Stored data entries
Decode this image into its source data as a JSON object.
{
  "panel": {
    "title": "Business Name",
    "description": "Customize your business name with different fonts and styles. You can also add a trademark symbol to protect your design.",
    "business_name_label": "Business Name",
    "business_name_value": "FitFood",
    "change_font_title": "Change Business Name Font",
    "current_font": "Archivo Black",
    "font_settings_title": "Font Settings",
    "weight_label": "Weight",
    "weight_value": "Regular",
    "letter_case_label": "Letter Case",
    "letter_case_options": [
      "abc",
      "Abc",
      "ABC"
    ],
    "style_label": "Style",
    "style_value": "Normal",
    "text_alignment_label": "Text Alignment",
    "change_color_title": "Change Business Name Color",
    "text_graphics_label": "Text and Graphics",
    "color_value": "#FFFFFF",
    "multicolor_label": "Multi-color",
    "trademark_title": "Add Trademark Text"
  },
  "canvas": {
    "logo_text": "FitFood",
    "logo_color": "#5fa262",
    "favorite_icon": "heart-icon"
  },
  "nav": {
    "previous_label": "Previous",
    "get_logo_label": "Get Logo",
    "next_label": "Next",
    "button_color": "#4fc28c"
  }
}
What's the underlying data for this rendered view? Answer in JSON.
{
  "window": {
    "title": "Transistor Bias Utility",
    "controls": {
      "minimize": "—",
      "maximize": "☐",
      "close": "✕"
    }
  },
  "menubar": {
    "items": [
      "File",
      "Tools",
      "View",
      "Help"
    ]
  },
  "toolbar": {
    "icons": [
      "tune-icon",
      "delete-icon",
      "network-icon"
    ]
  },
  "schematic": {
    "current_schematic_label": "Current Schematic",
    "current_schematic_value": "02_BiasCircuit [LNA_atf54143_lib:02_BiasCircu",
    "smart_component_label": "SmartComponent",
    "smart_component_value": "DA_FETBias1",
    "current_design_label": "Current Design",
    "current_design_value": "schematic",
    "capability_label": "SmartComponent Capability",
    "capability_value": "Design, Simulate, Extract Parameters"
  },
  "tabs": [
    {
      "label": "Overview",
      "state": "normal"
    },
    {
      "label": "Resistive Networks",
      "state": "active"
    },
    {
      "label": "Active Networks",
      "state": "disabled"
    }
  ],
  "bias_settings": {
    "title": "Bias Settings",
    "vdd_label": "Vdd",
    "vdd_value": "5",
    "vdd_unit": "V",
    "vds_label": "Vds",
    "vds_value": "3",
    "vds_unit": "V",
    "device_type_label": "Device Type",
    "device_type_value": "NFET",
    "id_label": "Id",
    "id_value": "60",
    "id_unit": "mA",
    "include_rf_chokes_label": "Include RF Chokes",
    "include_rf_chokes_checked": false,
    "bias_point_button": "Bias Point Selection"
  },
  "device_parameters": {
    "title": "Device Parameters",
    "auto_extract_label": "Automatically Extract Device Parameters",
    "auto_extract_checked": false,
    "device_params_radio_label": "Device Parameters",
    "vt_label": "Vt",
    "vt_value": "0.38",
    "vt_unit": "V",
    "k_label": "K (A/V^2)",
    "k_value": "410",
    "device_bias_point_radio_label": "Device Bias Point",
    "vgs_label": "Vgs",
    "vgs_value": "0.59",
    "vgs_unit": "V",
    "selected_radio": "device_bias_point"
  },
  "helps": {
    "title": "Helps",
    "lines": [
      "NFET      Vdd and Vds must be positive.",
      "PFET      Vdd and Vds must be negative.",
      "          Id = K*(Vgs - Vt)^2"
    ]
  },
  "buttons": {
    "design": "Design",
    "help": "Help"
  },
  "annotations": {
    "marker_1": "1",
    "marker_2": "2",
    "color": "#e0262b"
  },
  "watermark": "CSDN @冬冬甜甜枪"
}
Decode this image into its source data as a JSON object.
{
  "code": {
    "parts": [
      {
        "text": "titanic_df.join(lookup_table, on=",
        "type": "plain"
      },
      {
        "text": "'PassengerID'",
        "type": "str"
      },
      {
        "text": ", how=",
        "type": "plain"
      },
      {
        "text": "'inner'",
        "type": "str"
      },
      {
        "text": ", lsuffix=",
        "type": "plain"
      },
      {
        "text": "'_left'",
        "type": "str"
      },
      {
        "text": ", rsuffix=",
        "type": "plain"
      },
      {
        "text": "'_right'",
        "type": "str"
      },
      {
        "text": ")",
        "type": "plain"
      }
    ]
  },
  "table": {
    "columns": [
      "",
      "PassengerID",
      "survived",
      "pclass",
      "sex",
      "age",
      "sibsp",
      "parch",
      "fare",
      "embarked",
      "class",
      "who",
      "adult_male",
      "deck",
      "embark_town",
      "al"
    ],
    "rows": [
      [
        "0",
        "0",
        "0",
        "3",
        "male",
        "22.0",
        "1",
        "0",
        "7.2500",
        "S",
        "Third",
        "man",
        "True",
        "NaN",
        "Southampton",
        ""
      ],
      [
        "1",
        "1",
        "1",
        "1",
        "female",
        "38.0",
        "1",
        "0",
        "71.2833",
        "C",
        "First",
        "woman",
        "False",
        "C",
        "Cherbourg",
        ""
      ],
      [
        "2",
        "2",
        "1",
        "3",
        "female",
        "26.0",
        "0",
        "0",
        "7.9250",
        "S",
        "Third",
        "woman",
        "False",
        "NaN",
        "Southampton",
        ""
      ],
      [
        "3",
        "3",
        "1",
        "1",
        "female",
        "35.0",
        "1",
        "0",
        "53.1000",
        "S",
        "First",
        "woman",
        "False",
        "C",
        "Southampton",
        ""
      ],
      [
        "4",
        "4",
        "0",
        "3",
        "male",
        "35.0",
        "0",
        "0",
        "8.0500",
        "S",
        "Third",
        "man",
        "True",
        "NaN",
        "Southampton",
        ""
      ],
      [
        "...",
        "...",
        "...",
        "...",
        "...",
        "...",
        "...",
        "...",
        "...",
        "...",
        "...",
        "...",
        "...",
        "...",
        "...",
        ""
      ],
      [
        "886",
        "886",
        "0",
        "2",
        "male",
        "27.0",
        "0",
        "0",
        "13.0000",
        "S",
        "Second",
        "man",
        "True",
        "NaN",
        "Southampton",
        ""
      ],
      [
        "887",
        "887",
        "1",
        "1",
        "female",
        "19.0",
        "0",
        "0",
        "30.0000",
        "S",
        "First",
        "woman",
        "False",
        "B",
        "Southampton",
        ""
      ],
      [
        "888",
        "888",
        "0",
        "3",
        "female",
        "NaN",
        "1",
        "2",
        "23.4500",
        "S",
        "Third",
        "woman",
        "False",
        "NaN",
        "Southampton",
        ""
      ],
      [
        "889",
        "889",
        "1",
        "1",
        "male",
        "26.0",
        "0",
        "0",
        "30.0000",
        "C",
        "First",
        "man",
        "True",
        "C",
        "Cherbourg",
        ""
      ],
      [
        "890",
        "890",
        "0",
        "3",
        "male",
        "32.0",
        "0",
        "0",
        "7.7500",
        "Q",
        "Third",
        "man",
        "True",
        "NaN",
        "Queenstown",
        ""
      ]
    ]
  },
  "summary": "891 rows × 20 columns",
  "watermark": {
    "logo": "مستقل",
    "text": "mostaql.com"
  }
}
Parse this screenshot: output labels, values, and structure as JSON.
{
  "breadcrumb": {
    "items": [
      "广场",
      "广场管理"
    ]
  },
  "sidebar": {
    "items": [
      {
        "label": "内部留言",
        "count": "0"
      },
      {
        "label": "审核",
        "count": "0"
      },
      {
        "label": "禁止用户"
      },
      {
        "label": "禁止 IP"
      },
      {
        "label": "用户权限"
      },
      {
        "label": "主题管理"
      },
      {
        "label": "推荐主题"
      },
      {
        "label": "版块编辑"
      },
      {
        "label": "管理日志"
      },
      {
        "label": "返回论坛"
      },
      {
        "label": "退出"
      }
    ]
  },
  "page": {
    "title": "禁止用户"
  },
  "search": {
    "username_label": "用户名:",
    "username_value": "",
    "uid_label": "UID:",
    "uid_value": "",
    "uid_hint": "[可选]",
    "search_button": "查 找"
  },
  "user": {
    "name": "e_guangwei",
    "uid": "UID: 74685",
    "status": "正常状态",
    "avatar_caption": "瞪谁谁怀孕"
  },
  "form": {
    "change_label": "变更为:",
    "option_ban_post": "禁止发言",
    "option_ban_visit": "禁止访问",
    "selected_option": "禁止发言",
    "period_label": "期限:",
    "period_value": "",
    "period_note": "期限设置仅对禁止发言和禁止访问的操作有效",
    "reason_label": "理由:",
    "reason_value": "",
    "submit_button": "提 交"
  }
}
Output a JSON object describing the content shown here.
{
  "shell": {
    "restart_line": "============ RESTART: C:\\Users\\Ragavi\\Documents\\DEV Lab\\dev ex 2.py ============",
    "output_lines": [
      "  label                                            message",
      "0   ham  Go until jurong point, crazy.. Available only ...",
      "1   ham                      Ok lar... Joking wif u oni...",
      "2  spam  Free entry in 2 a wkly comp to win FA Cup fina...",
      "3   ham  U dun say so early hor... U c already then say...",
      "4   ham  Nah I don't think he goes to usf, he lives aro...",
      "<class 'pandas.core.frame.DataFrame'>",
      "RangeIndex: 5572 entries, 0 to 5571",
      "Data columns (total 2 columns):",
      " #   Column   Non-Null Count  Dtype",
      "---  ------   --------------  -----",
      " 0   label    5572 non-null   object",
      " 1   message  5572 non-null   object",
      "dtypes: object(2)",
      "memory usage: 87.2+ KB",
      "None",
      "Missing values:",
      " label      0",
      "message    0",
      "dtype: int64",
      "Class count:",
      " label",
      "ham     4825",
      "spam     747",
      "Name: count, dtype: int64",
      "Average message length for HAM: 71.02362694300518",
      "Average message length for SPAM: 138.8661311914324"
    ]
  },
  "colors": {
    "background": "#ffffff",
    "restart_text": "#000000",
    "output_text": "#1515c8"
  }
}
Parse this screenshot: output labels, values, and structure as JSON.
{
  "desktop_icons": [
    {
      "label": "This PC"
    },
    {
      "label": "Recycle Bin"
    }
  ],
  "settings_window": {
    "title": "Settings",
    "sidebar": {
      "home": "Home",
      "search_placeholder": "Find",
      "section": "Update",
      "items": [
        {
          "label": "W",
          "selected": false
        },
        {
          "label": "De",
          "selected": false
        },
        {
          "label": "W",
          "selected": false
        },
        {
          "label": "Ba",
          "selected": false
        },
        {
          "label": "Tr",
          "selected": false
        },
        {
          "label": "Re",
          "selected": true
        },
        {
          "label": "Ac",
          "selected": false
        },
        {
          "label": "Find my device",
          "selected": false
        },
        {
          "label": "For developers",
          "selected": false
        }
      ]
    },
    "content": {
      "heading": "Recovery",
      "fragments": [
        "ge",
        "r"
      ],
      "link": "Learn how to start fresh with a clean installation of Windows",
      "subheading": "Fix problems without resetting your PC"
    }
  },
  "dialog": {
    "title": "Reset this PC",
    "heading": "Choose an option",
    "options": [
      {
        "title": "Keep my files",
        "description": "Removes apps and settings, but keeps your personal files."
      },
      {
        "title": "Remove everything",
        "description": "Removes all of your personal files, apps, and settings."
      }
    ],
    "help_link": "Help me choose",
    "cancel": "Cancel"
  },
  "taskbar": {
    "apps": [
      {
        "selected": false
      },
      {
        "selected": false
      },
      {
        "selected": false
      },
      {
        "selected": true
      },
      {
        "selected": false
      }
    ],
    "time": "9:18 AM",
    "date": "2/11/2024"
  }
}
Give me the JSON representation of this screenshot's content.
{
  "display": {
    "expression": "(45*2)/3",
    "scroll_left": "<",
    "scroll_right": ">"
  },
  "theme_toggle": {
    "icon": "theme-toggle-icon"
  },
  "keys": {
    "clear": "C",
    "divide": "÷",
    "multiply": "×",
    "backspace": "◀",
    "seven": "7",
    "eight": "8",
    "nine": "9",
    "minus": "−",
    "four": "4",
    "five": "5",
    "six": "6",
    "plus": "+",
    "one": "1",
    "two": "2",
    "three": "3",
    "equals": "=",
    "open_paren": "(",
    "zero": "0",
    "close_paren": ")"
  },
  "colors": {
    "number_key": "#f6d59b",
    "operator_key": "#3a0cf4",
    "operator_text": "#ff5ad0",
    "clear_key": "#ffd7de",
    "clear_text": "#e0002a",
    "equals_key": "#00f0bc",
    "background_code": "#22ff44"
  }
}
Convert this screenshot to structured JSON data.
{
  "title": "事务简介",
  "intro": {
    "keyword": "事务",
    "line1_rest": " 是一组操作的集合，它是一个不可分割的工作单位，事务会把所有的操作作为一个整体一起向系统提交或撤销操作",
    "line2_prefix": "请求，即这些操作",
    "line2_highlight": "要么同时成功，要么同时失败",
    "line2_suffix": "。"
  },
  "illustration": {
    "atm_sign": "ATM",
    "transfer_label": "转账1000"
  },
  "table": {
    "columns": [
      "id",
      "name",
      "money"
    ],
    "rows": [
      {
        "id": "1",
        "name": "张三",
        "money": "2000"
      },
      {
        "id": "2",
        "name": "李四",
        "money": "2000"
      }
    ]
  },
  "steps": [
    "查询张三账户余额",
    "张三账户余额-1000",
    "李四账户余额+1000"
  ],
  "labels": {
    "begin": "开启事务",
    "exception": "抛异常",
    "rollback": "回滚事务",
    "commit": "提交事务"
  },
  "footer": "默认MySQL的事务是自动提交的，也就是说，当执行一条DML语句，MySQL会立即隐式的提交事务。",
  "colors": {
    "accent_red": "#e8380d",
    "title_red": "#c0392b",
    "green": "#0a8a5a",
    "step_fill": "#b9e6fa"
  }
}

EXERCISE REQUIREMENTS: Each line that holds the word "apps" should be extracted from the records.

SOLVED EXERCISE:
        "description": "Removes apps and settings, but keeps your personal files."
        "description": "Removes all of your personal files, apps, and settings."
    "apps": [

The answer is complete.